-- Your instructions --
Only the lines from the one containing "Extract the structured" through the end of the entries should be returned, exactly as they are, with the pictures omitted.

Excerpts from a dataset
»»

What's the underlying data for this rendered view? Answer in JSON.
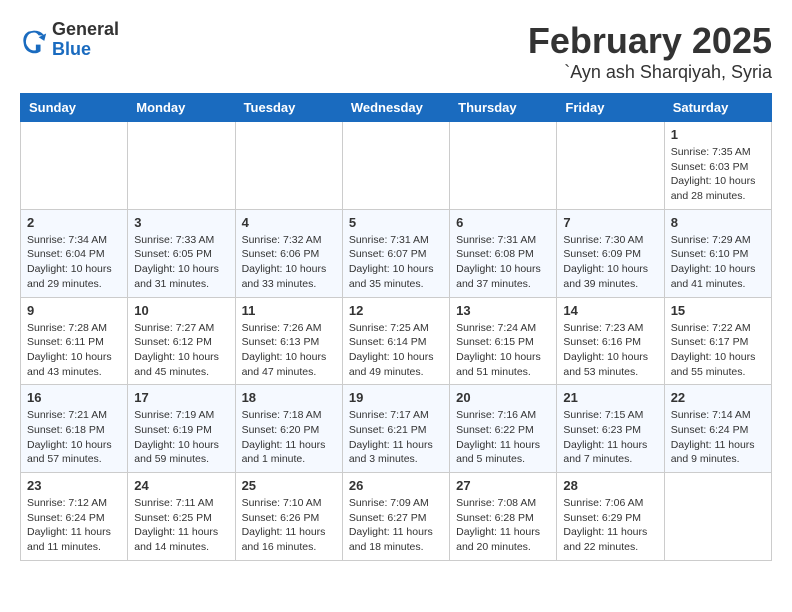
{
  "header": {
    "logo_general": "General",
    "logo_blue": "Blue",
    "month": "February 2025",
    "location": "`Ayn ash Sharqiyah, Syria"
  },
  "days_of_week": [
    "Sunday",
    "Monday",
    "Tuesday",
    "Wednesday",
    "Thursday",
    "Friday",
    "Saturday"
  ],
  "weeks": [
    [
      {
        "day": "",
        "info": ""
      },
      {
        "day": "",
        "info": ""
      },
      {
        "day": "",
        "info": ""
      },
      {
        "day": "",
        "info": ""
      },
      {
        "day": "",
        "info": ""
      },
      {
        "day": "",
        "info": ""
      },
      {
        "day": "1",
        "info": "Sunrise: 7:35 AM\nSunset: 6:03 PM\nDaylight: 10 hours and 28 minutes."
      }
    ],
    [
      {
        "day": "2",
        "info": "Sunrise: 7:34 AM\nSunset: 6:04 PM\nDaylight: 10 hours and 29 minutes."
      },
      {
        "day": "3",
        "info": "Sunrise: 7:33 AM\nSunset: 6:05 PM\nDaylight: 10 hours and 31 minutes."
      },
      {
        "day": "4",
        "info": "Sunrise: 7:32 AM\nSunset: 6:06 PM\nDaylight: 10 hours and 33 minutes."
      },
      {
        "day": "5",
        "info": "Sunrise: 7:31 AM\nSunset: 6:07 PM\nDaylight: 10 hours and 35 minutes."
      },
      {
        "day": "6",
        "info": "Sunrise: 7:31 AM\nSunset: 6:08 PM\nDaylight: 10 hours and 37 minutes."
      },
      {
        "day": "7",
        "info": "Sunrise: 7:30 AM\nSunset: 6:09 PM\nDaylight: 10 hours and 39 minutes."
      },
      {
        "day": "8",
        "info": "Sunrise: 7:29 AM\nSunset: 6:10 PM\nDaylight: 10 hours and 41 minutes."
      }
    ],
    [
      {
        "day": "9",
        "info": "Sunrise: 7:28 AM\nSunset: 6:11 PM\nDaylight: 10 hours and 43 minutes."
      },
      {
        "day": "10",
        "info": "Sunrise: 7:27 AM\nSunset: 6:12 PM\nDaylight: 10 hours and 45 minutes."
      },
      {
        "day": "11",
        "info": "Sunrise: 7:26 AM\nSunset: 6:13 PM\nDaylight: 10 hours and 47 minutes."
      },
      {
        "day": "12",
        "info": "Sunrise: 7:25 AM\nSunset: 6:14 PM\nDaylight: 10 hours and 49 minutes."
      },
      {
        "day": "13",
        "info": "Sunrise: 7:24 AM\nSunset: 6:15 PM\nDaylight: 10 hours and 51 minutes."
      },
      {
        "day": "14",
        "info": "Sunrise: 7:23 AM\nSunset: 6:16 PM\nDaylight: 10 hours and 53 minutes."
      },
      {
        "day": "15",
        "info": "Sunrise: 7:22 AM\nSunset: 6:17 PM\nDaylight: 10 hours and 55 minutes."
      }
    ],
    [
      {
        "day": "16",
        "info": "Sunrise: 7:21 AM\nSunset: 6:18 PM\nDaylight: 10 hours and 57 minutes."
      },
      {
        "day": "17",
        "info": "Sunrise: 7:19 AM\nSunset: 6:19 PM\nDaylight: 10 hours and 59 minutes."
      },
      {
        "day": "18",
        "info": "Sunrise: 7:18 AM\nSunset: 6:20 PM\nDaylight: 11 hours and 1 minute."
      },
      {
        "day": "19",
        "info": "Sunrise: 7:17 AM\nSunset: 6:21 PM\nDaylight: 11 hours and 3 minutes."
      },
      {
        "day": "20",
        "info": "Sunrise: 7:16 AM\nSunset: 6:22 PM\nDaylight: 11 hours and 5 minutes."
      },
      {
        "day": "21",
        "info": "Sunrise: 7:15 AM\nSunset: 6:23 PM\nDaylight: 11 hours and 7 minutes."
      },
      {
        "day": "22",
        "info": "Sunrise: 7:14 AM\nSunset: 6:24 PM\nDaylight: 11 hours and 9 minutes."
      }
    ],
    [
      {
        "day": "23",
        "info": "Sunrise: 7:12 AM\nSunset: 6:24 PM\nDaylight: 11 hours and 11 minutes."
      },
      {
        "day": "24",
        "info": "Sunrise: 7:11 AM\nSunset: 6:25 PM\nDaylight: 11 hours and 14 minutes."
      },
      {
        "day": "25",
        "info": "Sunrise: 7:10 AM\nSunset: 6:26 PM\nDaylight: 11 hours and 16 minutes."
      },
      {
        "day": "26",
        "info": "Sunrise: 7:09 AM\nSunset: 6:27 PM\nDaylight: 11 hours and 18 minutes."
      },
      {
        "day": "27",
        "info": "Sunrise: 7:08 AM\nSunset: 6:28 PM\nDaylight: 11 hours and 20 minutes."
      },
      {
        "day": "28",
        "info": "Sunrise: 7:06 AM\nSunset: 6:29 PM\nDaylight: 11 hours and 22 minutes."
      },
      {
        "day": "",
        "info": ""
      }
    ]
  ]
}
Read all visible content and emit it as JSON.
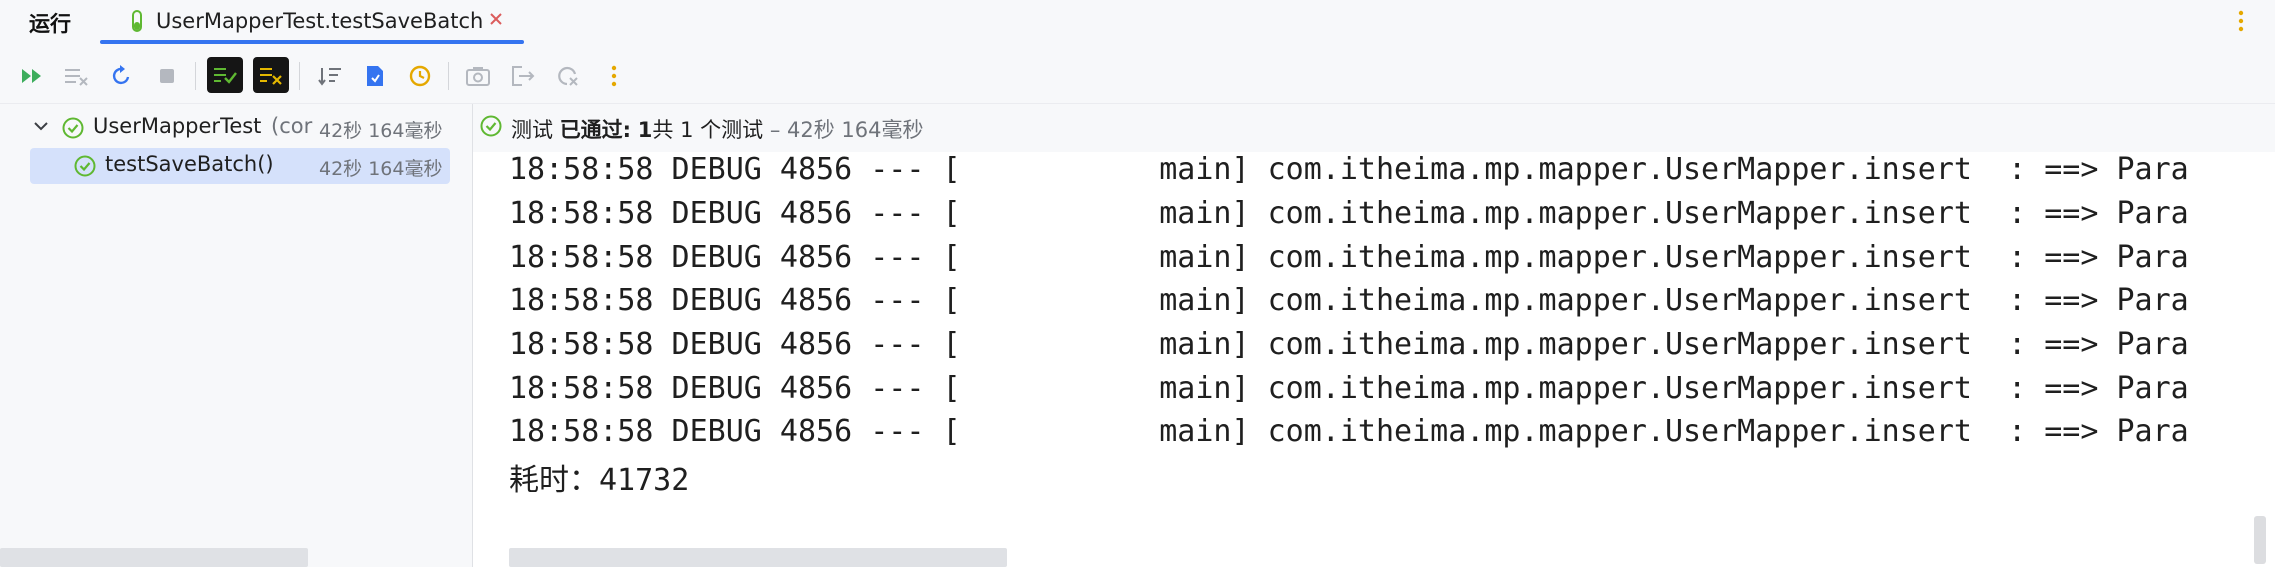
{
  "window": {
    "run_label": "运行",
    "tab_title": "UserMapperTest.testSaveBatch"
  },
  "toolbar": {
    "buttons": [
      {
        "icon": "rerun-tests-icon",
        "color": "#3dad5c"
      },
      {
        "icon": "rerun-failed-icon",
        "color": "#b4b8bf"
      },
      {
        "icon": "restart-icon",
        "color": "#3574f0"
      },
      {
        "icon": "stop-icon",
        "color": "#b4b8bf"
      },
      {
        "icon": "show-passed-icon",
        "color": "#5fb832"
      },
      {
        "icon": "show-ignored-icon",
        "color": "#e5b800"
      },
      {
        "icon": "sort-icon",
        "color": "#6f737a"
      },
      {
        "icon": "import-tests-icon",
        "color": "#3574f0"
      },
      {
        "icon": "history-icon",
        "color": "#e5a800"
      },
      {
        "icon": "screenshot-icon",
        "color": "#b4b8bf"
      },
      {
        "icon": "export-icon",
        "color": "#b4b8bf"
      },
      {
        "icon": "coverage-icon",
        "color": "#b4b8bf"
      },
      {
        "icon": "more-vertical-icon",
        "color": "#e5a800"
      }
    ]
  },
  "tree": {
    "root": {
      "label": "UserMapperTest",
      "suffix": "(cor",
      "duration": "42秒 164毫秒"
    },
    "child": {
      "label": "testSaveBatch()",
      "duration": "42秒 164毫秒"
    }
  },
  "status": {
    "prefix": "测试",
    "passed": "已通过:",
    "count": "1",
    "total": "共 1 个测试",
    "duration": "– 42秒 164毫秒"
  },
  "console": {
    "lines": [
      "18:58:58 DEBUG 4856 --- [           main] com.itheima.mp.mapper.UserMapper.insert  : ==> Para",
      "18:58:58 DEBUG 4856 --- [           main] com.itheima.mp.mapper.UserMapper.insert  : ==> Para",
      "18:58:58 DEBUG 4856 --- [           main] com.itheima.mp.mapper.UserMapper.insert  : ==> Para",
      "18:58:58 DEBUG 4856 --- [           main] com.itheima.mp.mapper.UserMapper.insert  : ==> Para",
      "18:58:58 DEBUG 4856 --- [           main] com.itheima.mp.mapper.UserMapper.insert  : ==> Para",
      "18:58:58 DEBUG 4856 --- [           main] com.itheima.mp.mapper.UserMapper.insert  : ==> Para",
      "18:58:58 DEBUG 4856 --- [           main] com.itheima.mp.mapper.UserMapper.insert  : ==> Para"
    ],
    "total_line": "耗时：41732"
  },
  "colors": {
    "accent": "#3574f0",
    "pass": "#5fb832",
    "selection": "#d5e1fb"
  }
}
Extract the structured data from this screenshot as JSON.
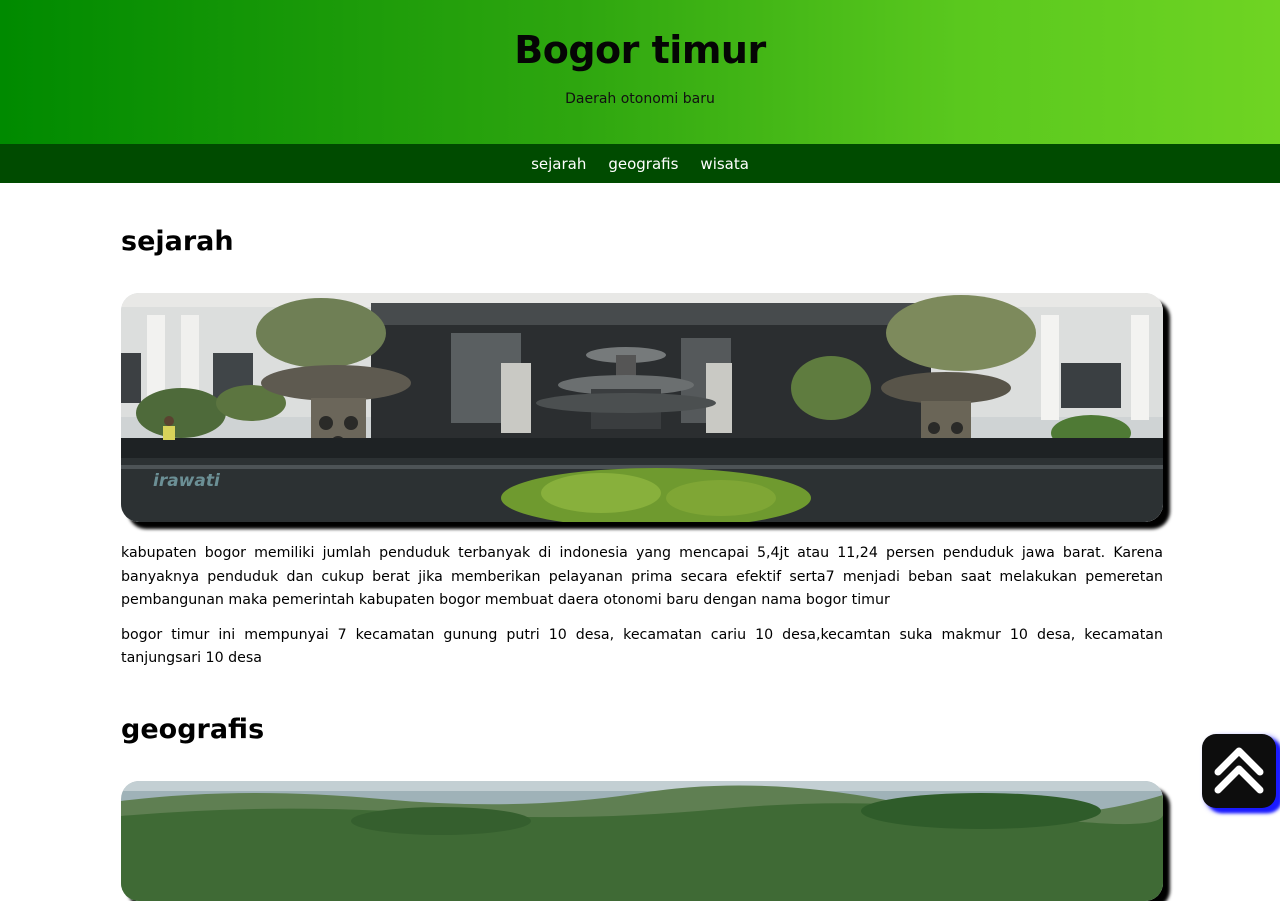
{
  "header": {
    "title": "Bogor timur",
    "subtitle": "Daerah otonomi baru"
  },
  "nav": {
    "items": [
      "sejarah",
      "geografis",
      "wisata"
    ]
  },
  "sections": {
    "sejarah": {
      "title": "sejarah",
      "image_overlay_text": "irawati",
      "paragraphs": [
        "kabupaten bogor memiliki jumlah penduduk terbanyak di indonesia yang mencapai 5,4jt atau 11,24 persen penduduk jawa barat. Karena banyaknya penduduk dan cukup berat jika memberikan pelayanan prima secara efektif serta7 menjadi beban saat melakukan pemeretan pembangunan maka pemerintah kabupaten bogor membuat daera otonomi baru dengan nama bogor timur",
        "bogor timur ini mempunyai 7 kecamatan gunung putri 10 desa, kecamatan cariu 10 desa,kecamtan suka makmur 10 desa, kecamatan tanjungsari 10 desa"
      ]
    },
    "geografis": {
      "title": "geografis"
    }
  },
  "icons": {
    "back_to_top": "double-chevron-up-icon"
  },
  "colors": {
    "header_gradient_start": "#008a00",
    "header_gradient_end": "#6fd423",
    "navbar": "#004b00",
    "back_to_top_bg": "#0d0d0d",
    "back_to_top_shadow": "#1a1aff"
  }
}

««

-- Answer to the problem --
Extract the structured data from this screenshot as JSON.
{
  "header": {
    "title": "Bogor timur",
    "subtitle": "Daerah otonomi baru"
  },
  "nav": {
    "items": [
      "sejarah",
      "geografis",
      "wisata"
    ]
  },
  "sections": {
    "sejarah": {
      "title": "sejarah",
      "image_overlay_text": "irawati",
      "paragraphs": [
        "kabupaten bogor memiliki jumlah penduduk terbanyak di indonesia yang mencapai 5,4jt atau 11,24 persen penduduk jawa barat. Karena banyaknya penduduk dan cukup berat jika memberikan pelayanan prima secara efektif serta7 menjadi beban saat melakukan pemeretan pembangunan maka pemerintah kabupaten bogor membuat daera otonomi baru dengan nama bogor timur",
        "bogor timur ini mempunyai 7 kecamatan gunung putri 10 desa, kecamatan cariu 10 desa,kecamtan suka makmur 10 desa, kecamatan tanjungsari 10 desa"
      ]
    },
    "geografis": {
      "title": "geografis"
    }
  },
  "icons": {
    "back_to_top": "double-chevron-up-icon"
  },
  "colors": {
    "header_gradient_start": "#008a00",
    "header_gradient_end": "#6fd423",
    "navbar": "#004b00",
    "back_to_top_bg": "#0d0d0d",
    "back_to_top_shadow": "#1a1aff"
  }
}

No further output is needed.